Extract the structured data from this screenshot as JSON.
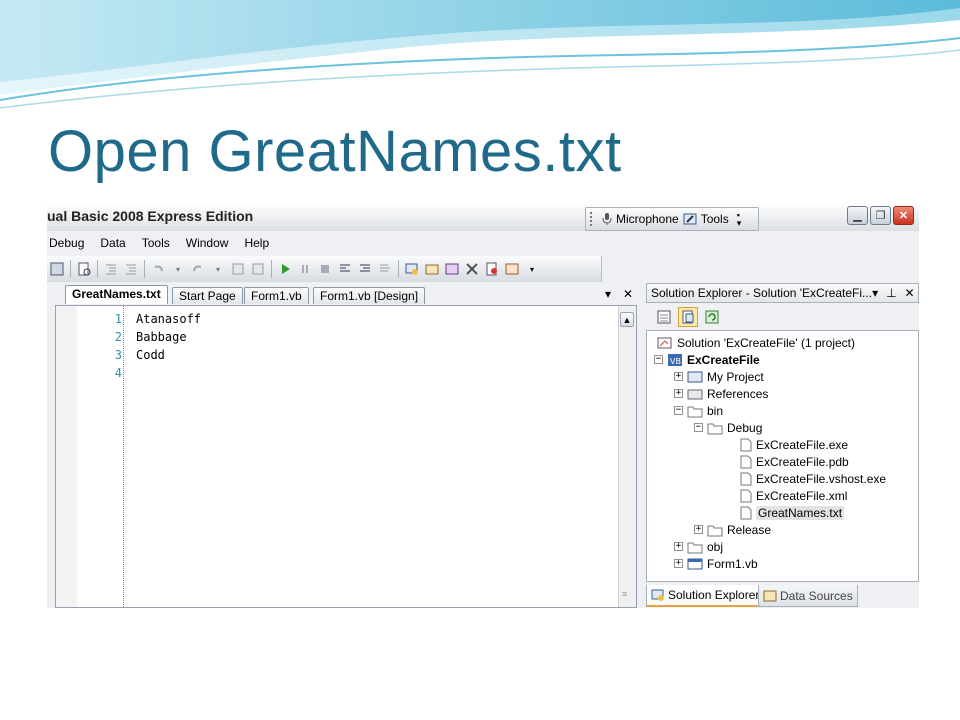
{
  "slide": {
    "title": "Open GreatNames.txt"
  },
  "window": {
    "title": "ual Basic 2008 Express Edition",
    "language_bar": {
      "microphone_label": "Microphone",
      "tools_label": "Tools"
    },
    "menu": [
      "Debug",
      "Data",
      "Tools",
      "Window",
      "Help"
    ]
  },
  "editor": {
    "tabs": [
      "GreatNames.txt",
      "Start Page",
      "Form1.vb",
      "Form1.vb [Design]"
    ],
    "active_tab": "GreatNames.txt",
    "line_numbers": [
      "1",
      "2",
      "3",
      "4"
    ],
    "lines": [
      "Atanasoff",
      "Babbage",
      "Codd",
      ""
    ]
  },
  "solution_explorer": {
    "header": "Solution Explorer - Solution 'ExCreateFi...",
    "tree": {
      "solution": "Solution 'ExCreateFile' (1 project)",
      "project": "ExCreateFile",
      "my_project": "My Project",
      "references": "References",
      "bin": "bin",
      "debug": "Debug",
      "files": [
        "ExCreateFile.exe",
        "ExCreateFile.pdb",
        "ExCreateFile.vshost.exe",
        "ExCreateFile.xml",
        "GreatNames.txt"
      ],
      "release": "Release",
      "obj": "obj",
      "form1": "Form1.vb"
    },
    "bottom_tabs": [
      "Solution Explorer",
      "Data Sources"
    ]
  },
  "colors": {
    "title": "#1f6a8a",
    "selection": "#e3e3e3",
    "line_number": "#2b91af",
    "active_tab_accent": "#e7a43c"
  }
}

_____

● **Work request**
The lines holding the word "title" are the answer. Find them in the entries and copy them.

● **Exercise response**
    "title": "Open GreatNames.txt"
    "title": "ual Basic 2008 Express Edition",
    "title": "#1f6a8a",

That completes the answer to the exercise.